**What you will do:**
Copy every line of the data in which the word "tiêu" occurs.

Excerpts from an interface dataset
--

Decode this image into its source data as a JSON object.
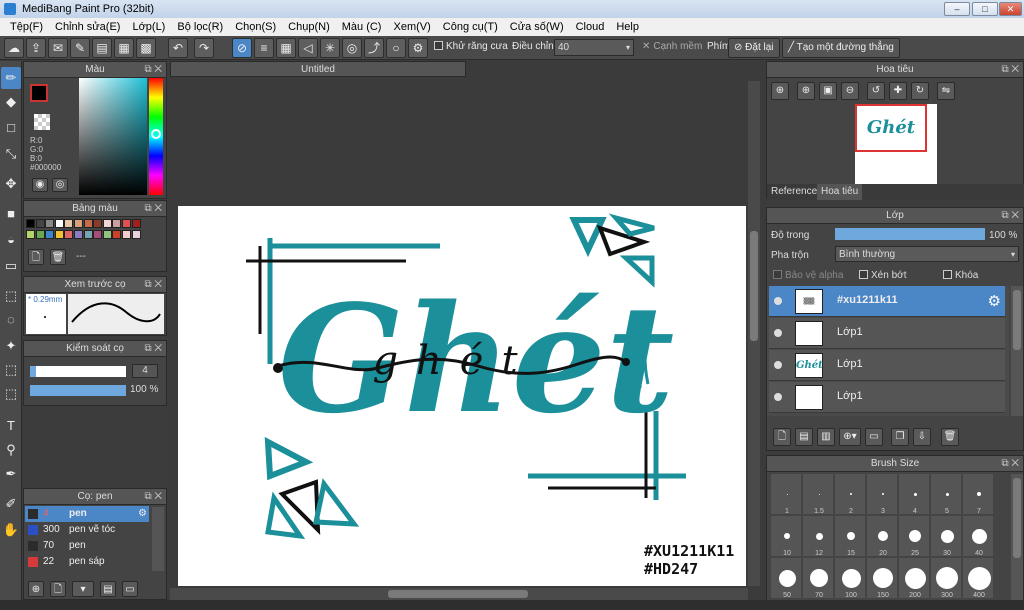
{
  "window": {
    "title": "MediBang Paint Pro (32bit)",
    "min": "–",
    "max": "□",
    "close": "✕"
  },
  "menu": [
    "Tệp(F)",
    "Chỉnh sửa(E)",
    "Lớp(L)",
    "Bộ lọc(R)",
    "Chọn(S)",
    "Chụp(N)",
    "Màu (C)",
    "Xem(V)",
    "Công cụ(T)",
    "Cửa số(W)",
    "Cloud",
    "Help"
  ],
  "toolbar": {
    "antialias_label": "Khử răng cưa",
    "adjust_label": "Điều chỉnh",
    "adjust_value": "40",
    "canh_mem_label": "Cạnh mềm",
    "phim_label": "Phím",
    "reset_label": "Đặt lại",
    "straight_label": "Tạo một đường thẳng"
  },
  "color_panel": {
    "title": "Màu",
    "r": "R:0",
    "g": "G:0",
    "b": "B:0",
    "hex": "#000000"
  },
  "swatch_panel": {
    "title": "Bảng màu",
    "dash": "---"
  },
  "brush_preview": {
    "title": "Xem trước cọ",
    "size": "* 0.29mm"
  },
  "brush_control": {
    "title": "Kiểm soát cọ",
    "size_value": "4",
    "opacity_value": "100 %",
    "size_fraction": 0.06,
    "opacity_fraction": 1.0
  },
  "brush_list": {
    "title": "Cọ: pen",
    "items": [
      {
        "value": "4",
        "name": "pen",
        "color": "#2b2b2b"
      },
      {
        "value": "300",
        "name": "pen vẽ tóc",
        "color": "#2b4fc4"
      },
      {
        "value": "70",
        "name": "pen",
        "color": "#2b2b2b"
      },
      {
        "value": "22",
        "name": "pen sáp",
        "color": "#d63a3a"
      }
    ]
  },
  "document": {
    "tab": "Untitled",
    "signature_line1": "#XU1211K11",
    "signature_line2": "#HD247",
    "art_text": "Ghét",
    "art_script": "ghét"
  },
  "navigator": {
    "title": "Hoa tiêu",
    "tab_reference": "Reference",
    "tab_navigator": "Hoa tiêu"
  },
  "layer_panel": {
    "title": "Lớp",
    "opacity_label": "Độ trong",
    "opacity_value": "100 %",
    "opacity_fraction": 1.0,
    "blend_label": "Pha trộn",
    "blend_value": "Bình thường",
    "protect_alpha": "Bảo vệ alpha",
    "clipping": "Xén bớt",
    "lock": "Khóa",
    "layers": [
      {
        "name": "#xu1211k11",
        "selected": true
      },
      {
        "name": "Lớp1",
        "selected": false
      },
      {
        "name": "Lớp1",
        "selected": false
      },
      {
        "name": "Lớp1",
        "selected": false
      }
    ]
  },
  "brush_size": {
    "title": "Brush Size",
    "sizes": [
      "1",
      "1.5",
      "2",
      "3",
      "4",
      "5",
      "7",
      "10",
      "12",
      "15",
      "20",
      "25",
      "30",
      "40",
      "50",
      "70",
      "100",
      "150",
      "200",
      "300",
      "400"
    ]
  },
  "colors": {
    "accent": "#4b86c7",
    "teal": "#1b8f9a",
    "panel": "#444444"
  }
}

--

**Answer below:**
    "title": "Hoa tiêu",
    "tab_navigator": "Hoa tiêu"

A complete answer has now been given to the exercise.